%%
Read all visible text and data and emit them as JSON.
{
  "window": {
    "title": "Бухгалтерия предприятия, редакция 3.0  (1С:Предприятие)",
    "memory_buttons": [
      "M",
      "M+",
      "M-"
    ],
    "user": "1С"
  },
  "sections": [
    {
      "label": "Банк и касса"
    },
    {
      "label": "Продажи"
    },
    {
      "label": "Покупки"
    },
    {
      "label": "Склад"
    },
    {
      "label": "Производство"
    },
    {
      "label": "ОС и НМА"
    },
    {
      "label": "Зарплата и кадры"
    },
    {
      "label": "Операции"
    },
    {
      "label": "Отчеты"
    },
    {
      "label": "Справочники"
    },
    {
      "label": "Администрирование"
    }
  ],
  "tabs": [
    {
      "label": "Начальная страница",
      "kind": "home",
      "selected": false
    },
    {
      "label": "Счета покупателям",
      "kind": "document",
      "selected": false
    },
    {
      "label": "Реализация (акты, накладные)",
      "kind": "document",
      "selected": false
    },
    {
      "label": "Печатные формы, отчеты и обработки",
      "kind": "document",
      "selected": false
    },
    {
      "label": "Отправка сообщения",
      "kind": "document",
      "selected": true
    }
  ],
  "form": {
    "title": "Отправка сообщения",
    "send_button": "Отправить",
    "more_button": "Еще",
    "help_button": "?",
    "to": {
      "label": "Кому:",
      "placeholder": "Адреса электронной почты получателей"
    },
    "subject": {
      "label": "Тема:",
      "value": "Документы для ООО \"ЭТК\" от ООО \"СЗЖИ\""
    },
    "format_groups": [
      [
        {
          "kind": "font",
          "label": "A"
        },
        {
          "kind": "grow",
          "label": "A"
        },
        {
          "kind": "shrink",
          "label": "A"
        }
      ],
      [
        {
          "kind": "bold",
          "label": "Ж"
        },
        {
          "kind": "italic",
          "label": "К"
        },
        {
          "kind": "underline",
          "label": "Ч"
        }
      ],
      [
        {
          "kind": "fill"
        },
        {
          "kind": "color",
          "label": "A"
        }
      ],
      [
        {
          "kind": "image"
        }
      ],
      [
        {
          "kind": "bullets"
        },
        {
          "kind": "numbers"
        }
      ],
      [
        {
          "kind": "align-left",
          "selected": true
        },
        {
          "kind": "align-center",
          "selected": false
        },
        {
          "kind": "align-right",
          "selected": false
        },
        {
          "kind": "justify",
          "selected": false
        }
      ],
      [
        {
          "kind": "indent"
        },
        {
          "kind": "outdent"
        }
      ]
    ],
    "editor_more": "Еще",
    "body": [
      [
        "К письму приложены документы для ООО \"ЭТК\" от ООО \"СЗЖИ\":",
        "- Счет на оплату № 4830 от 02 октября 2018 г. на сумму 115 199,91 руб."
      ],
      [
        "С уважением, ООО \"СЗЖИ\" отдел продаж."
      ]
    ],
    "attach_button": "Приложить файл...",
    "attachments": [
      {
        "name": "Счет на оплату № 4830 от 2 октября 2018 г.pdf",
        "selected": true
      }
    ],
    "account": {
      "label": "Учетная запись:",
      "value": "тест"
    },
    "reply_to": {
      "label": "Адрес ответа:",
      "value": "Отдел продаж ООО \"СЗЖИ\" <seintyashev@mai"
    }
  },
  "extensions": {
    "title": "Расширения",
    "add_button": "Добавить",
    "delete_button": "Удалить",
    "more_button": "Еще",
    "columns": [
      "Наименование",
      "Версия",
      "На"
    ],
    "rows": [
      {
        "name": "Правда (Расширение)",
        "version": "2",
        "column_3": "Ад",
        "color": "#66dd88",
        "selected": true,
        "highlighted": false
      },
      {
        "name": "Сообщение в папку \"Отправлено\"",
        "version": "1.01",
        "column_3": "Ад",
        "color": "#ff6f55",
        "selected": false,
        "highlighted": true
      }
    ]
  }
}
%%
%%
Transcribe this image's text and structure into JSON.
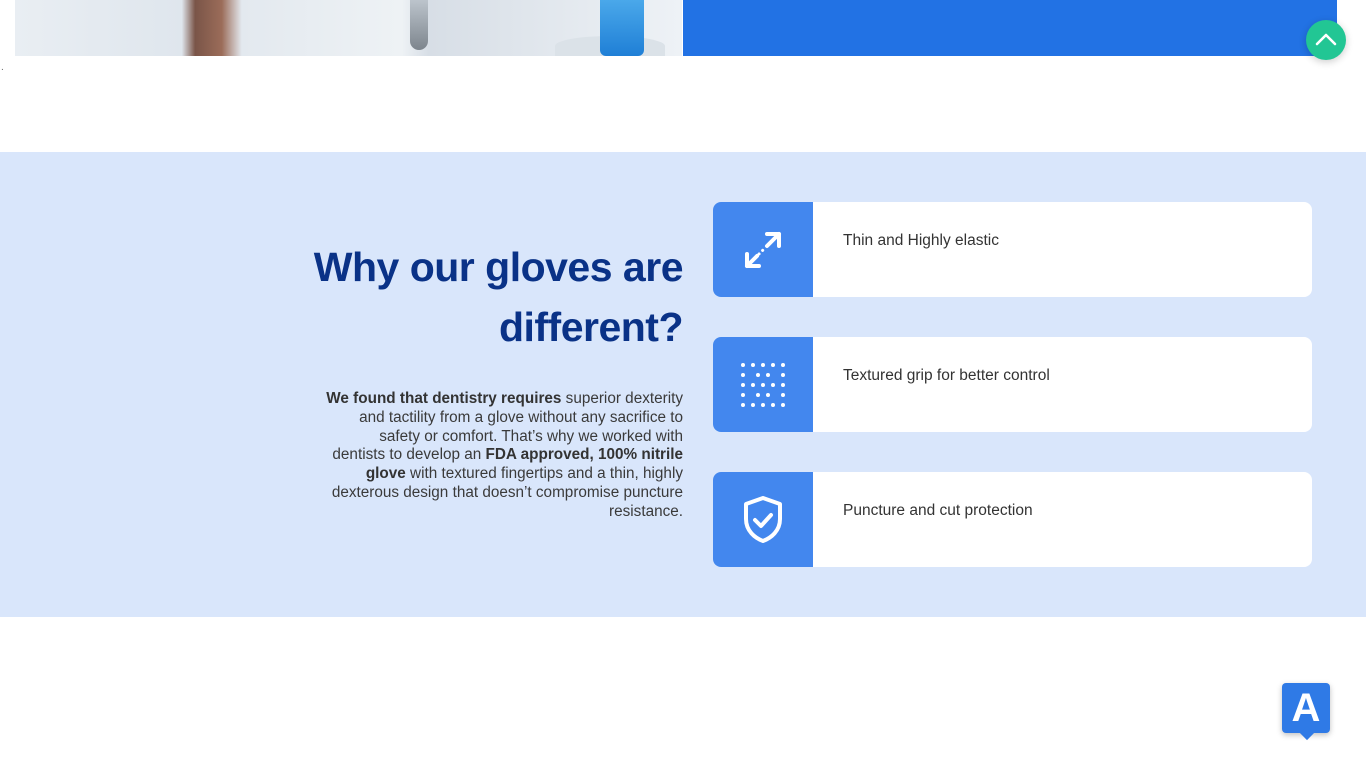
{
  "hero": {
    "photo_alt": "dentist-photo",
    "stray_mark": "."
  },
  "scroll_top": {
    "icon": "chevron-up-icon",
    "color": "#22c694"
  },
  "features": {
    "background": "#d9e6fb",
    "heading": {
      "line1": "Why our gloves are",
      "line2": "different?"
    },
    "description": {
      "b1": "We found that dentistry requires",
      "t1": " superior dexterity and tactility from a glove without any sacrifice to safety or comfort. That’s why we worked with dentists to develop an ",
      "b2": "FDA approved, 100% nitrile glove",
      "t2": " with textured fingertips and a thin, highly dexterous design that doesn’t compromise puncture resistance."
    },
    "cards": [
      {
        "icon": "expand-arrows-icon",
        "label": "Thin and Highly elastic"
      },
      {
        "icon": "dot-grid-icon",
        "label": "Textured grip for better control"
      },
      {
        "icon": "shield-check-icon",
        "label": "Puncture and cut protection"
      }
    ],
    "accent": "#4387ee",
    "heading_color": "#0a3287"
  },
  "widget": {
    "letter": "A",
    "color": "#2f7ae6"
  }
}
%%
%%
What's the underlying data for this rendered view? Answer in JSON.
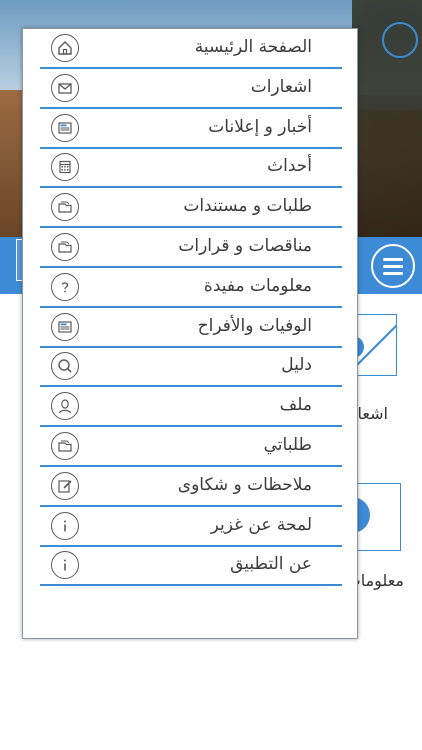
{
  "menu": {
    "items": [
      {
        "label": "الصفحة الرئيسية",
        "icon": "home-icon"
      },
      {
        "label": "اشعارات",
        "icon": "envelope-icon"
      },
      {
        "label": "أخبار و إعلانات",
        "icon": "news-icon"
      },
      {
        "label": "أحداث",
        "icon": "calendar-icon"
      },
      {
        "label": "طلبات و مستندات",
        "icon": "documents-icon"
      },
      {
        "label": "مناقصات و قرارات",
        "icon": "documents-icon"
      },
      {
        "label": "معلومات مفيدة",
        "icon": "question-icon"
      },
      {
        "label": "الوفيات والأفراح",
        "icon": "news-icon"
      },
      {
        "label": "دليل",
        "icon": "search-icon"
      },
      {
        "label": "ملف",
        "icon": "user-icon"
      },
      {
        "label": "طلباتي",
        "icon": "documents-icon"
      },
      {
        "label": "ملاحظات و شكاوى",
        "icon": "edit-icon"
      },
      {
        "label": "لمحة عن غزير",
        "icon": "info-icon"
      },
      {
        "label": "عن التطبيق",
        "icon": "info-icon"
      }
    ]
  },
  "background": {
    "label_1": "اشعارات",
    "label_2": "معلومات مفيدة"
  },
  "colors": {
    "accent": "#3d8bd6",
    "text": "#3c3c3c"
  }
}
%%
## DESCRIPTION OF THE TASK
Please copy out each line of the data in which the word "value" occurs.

## SOLUTION FOR THIS TASK
      "value": "Документы для ООО \"ЭТК\" от ООО \"СЗЖИ\""
      "value": "тест"
      "value": "Отдел продаж ООО \"СЗЖИ\" <seintyashev@mai"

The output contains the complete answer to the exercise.